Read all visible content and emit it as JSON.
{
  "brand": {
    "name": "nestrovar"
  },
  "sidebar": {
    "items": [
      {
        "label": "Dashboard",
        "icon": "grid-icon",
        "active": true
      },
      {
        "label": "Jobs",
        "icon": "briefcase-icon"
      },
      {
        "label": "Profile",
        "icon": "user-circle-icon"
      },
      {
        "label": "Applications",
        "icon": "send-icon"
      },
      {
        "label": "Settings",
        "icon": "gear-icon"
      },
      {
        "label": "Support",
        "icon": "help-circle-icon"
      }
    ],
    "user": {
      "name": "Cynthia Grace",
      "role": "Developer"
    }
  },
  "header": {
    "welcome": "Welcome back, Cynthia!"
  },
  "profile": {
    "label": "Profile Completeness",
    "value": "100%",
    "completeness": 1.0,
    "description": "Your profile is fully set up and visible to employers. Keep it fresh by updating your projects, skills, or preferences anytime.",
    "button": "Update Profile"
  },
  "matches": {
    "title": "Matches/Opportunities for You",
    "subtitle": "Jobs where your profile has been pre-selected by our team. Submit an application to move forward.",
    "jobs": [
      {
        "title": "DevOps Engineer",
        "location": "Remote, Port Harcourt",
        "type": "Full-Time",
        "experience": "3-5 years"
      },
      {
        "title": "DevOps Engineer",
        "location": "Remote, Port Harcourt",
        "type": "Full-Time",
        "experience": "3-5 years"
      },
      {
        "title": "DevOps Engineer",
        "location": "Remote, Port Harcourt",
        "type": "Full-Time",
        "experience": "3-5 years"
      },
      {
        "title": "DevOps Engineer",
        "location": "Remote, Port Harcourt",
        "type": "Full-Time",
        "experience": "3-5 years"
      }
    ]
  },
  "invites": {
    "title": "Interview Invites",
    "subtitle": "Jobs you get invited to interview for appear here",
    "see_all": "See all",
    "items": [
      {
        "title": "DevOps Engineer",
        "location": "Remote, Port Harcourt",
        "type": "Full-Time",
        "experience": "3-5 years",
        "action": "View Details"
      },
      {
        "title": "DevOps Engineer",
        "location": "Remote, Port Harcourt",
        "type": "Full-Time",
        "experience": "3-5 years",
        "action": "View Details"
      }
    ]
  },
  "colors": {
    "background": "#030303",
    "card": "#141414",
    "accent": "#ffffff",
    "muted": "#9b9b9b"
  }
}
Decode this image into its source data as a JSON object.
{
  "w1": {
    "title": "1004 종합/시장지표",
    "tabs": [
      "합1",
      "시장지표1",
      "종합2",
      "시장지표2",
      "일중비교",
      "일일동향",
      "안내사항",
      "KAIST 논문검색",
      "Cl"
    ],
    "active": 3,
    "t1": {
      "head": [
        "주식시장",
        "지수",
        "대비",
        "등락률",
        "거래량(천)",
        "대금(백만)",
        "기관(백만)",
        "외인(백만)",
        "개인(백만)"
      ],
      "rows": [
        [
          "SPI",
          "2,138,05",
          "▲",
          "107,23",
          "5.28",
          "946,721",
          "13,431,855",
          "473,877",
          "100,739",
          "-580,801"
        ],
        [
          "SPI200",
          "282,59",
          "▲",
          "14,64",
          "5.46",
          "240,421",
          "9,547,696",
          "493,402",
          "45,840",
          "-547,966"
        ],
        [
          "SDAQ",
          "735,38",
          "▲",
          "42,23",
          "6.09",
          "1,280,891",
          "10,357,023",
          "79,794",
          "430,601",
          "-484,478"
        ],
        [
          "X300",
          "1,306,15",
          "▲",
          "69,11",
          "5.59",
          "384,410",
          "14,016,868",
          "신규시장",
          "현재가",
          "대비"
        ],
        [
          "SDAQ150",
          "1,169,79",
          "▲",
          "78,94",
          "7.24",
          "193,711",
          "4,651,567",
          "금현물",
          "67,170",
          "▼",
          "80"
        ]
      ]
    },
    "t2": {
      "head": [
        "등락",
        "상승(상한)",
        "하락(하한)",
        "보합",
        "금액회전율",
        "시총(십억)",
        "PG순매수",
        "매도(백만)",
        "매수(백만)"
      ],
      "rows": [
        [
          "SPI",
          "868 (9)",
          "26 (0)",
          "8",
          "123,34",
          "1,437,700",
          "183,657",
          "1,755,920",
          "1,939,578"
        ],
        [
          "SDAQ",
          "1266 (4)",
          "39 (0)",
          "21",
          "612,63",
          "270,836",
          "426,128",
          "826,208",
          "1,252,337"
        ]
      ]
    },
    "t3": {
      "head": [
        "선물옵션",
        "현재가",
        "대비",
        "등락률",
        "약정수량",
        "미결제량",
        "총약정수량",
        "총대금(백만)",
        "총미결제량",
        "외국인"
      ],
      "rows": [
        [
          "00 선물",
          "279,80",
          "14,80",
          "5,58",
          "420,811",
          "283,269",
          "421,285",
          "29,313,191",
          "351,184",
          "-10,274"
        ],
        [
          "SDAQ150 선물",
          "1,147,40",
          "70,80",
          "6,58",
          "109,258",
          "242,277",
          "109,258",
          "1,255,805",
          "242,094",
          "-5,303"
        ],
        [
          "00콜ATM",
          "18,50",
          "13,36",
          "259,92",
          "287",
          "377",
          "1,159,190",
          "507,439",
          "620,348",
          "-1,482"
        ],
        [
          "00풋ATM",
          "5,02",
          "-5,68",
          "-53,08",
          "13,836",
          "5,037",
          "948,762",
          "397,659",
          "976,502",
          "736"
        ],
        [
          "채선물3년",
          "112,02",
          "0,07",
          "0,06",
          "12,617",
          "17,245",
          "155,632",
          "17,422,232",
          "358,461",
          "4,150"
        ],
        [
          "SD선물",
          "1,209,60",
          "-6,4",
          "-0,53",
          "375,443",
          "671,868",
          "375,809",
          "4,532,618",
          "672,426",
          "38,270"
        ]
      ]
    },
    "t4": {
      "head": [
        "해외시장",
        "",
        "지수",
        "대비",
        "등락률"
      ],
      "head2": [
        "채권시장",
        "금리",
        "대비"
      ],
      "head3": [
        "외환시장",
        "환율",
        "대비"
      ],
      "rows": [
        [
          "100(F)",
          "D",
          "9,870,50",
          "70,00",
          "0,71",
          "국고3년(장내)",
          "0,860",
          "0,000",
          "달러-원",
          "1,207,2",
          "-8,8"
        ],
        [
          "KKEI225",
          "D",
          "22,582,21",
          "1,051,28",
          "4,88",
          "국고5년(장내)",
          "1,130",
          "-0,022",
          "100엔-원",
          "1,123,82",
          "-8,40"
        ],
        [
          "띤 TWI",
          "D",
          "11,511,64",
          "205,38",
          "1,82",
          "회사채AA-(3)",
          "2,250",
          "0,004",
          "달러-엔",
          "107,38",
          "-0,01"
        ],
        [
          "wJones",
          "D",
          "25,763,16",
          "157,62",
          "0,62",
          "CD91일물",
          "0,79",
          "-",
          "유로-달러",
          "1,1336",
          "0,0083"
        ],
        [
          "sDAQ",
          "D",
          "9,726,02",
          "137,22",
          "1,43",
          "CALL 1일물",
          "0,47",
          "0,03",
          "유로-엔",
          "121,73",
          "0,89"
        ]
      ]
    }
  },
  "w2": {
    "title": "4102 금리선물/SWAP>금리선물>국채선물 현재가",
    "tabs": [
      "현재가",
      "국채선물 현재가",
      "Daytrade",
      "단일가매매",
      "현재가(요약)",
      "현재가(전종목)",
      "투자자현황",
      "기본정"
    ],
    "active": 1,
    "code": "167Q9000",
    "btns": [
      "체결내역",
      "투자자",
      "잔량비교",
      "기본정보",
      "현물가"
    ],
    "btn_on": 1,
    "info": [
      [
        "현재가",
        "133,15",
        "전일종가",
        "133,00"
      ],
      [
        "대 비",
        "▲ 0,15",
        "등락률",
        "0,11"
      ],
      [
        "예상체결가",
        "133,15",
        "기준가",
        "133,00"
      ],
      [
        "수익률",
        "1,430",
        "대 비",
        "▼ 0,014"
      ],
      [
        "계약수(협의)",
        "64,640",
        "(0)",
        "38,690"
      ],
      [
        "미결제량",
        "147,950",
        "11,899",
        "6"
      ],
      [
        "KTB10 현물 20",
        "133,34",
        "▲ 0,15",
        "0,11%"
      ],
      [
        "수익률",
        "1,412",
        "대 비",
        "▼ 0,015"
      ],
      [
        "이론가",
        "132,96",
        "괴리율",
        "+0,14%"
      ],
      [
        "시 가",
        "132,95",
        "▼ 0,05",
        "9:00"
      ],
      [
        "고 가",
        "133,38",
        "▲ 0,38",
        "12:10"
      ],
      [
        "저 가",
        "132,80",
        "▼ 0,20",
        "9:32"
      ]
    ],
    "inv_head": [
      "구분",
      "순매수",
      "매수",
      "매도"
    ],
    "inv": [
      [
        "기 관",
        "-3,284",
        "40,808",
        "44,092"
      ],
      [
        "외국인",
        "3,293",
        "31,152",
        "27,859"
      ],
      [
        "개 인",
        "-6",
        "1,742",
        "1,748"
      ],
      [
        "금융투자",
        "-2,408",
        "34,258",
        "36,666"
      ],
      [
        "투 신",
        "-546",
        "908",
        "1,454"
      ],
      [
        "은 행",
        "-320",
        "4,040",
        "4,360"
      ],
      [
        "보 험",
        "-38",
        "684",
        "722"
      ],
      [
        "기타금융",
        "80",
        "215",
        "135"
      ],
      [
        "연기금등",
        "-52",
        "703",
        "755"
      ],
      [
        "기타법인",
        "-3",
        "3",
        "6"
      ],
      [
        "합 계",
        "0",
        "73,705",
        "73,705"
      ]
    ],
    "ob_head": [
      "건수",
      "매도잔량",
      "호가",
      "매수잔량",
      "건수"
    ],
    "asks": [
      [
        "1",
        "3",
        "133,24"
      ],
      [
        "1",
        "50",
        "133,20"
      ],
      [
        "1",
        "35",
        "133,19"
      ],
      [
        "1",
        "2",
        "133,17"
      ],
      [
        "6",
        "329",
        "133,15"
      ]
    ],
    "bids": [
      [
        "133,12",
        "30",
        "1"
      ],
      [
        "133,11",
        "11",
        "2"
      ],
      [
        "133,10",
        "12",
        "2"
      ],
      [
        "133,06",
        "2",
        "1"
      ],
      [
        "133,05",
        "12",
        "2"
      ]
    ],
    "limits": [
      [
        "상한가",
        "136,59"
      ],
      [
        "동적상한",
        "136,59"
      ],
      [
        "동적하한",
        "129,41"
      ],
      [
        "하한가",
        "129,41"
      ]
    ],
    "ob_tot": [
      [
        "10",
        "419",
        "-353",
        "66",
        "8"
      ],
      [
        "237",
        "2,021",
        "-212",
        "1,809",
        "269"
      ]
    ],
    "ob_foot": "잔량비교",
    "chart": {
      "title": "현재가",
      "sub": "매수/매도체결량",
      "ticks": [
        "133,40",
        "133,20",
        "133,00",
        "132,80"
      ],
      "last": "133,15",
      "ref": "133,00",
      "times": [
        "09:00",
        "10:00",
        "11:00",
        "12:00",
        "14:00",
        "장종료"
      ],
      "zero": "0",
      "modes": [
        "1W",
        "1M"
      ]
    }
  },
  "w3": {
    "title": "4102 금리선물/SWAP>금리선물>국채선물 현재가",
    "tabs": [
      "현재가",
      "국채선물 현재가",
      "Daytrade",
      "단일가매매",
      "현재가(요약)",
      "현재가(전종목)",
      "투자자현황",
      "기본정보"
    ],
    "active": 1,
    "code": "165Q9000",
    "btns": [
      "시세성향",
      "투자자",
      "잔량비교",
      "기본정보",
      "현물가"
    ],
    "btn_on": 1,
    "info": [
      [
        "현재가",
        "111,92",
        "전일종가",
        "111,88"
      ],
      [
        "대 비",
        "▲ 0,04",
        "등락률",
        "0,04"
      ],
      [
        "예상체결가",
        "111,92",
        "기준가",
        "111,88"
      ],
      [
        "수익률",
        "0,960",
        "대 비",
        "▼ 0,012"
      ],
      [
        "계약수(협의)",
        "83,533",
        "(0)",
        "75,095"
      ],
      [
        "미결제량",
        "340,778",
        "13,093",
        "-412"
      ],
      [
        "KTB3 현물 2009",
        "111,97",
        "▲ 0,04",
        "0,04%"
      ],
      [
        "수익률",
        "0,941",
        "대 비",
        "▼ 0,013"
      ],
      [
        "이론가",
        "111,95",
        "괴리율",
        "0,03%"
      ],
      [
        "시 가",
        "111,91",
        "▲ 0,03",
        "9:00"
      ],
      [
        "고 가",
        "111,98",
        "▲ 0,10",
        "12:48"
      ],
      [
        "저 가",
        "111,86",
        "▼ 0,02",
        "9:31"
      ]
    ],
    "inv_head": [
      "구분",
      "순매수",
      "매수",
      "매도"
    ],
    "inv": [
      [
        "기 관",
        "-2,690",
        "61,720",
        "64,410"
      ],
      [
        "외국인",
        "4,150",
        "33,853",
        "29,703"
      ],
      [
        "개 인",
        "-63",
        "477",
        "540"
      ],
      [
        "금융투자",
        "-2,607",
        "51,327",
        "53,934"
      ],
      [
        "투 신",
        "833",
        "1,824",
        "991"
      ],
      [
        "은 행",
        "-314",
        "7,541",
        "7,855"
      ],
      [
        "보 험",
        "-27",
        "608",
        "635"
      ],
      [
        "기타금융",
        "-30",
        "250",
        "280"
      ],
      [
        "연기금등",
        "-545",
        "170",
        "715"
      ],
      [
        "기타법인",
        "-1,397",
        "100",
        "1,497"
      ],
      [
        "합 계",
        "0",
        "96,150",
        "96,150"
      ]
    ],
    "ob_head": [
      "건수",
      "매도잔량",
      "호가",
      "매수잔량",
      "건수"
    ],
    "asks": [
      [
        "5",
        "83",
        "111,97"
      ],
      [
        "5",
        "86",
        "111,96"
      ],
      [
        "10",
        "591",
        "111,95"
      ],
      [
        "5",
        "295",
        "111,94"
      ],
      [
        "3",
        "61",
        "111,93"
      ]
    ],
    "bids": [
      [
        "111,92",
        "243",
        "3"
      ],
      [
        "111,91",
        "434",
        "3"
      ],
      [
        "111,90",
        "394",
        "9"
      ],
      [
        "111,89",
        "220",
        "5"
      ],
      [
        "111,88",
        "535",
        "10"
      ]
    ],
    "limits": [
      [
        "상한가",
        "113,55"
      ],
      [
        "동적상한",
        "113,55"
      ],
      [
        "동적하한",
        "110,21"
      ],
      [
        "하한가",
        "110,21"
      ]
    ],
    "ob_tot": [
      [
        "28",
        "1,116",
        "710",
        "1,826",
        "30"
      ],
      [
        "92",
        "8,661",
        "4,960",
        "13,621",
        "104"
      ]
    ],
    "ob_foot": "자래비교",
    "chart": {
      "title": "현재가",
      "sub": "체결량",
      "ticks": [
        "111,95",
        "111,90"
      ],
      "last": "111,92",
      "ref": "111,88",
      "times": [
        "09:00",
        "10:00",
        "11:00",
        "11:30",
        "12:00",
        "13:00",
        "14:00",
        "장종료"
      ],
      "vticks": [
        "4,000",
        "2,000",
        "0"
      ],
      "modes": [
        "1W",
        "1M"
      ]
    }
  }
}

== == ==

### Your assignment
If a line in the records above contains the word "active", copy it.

### Answer for this exercise
        "active": true
    "active": 3,
    "active": 1,
    "active": 1,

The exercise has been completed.